### WHAT YOU WILL DO
The expected output is each line in the data below that includes the string "pull".

Component data from apps and pages
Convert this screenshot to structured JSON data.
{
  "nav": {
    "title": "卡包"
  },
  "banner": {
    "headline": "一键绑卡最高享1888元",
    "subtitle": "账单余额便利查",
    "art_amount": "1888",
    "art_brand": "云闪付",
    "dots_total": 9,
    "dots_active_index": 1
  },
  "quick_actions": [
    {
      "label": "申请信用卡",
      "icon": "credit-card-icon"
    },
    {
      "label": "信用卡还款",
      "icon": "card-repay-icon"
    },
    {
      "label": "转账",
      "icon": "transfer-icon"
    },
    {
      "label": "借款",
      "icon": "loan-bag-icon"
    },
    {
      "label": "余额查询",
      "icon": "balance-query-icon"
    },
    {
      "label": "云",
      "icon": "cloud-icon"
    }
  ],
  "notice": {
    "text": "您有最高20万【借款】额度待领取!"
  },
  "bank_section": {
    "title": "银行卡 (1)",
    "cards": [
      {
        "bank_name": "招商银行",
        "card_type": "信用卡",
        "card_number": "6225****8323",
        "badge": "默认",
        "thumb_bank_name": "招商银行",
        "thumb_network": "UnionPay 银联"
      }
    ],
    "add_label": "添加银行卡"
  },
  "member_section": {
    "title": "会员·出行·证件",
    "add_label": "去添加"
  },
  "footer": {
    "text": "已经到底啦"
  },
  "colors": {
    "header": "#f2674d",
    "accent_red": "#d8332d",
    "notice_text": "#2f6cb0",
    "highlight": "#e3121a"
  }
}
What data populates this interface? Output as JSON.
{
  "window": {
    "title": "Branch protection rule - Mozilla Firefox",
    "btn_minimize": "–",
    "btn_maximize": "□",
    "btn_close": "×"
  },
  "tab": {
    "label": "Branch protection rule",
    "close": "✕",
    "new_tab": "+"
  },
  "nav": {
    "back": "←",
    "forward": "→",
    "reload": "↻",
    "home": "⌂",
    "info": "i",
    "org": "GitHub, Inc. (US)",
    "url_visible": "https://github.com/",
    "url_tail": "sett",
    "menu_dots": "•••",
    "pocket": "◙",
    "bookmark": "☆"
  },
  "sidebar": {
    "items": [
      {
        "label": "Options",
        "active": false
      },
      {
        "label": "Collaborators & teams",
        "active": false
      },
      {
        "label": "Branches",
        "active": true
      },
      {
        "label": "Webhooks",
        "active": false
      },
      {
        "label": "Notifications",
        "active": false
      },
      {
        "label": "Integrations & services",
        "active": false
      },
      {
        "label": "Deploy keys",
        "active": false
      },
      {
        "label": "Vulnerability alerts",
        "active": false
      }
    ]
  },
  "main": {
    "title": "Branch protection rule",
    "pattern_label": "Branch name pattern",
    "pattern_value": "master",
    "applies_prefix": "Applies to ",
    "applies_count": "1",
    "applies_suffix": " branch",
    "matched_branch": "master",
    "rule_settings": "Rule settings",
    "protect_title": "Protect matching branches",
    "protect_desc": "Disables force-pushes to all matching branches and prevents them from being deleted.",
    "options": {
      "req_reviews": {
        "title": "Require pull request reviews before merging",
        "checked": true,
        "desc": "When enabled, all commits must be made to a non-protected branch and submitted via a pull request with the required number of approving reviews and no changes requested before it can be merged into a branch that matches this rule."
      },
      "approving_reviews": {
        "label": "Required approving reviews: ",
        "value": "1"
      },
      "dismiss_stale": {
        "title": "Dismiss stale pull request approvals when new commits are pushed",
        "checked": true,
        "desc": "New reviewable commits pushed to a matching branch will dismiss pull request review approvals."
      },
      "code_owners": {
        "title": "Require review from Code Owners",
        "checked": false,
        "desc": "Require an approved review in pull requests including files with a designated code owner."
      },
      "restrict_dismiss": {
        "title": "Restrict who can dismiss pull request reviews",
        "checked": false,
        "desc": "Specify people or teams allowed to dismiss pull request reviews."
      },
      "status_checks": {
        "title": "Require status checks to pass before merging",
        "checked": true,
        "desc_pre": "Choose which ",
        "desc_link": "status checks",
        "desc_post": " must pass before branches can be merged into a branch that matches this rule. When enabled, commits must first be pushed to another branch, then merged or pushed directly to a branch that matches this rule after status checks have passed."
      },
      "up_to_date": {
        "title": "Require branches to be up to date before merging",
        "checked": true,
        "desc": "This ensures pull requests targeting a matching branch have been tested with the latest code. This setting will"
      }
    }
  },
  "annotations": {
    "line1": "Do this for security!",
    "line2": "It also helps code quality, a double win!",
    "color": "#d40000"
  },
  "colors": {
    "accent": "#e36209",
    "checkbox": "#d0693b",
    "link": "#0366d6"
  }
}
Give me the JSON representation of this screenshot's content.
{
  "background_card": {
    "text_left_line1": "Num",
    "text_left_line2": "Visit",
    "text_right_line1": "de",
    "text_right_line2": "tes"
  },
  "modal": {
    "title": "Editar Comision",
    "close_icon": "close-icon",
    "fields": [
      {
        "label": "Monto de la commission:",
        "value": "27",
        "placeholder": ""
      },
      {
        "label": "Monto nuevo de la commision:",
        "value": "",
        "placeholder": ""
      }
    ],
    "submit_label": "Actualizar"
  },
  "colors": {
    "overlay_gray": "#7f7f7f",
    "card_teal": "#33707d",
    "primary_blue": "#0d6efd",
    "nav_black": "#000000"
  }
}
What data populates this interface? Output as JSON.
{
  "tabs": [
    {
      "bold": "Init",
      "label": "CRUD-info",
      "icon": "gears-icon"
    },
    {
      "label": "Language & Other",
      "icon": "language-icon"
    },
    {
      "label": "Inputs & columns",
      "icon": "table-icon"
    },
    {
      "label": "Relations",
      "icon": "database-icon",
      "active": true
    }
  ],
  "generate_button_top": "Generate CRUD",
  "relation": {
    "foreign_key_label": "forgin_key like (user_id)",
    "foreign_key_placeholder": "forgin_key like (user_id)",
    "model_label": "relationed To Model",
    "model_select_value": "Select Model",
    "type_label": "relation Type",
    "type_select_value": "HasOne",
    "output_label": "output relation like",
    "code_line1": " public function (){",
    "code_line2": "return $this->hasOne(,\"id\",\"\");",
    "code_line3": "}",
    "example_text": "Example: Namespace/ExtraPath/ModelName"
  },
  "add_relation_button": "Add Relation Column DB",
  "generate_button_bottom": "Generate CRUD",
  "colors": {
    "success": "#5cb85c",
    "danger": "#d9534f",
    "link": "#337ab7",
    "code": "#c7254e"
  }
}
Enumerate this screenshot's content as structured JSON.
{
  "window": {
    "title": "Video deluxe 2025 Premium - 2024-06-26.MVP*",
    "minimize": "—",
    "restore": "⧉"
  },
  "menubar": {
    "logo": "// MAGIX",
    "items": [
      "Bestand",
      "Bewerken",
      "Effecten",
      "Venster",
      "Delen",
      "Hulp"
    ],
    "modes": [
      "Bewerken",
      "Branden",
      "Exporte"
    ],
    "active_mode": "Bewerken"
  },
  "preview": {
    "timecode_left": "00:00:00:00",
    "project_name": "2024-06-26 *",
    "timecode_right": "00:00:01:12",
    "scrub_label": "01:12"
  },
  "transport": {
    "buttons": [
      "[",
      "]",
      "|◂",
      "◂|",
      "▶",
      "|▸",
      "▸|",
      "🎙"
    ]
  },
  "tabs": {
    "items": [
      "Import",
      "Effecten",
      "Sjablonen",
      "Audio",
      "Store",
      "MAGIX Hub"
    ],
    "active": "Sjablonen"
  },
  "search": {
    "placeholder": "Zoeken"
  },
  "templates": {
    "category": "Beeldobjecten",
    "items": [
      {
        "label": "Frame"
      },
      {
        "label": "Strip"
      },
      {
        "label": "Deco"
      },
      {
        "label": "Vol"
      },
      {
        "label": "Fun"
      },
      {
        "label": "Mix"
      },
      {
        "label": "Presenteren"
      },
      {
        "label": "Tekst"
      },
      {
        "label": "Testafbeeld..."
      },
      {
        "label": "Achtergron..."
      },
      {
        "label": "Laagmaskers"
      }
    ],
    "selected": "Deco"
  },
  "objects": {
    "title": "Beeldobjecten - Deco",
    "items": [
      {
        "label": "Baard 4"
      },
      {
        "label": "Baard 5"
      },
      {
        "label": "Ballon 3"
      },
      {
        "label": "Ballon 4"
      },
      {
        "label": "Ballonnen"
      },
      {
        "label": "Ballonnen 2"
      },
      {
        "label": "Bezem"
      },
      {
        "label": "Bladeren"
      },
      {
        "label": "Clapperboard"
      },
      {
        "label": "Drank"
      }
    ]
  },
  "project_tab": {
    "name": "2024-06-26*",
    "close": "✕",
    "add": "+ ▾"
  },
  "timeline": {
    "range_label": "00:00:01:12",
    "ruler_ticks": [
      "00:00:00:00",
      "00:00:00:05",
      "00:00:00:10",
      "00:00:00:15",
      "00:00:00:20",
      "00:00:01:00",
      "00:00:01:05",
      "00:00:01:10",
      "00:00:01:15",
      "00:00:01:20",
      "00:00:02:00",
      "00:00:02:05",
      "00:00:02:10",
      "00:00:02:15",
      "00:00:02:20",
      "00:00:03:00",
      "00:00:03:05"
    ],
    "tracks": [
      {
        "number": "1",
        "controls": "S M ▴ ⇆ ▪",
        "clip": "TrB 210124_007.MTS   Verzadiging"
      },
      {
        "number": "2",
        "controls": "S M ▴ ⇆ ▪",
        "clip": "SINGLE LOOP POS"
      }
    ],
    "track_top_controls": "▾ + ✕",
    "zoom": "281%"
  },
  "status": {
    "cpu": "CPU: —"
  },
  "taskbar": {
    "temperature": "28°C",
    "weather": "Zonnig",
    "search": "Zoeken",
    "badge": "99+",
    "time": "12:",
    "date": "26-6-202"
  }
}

### FINAL ANSWER
        "title": "Require pull request reviews before merging",
        "desc": "When enabled, all commits must be made to a non-protected branch and submitted via a pull request with the required number of approving reviews and no changes requested before it can be merged into a branch that matches this rule."
        "title": "Dismiss stale pull request approvals when new commits are pushed",
        "desc": "New reviewable commits pushed to a matching branch will dismiss pull request review approvals."
        "desc": "Require an approved review in pull requests including files with a designated code owner."
        "title": "Restrict who can dismiss pull request reviews",
        "desc": "Specify people or teams allowed to dismiss pull request reviews."
        "desc": "This ensures pull requests targeting a matching branch have been tested with the latest code. This setting will"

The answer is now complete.